Data for the task.
= = =

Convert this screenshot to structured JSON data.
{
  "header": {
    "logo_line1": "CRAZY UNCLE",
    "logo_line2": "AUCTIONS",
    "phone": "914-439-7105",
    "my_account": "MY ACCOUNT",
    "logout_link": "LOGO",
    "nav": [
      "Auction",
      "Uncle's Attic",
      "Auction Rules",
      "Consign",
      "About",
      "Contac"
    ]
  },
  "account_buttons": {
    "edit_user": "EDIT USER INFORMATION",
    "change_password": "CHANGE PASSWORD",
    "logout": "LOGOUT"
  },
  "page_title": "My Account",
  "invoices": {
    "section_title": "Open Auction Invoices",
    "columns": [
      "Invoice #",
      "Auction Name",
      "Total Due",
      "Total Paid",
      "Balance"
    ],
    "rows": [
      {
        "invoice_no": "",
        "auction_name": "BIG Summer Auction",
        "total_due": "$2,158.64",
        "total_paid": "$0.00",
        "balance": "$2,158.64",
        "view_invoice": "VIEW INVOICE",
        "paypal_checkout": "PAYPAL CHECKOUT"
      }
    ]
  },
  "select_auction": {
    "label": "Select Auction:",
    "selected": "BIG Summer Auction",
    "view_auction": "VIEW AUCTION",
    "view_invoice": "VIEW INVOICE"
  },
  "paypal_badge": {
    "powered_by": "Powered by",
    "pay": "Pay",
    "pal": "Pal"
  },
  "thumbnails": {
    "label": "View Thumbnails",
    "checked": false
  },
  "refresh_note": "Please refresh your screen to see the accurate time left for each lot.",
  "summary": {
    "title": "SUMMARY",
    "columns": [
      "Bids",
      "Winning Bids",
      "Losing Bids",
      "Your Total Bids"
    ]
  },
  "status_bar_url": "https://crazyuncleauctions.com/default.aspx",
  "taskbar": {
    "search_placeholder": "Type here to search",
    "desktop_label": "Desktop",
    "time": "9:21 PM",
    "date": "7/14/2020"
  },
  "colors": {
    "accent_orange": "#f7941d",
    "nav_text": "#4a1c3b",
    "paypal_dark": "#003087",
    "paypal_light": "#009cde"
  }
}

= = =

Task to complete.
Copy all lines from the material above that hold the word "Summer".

Exercise answer.
        "auction_name": "BIG Summer Auction",
    "selected": "BIG Summer Auction",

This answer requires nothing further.